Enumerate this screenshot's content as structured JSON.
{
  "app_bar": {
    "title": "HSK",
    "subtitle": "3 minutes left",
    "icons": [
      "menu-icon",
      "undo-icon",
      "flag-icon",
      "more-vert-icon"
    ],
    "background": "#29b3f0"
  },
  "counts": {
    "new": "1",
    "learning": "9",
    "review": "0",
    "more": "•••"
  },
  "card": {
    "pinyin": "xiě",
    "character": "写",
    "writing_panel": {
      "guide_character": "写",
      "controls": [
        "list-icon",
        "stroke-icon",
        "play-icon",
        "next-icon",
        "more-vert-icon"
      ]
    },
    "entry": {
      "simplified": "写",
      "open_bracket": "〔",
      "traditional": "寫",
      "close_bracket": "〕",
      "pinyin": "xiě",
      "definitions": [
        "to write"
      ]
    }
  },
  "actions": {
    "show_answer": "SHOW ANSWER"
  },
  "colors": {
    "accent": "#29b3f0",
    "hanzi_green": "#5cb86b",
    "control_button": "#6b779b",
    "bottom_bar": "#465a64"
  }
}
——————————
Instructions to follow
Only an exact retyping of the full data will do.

Completed task
Enumerate this screenshot's content as structured JSON.
{
  "app_bar": {
    "title": "HSK",
    "subtitle": "3 minutes left",
    "icons": [
      "menu-icon",
      "undo-icon",
      "flag-icon",
      "more-vert-icon"
    ],
    "background": "#29b3f0"
  },
  "counts": {
    "new": "1",
    "learning": "9",
    "review": "0",
    "more": "•••"
  },
  "card": {
    "pinyin": "xiě",
    "character": "写",
    "writing_panel": {
      "guide_character": "写",
      "controls": [
        "list-icon",
        "stroke-icon",
        "play-icon",
        "next-icon",
        "more-vert-icon"
      ]
    },
    "entry": {
      "simplified": "写",
      "open_bracket": "〔",
      "traditional": "寫",
      "close_bracket": "〕",
      "pinyin": "xiě",
      "definitions": [
        "to write"
      ]
    }
  },
  "actions": {
    "show_answer": "SHOW ANSWER"
  },
  "colors": {
    "accent": "#29b3f0",
    "hanzi_green": "#5cb86b",
    "control_button": "#6b779b",
    "bottom_bar": "#465a64"
  }
}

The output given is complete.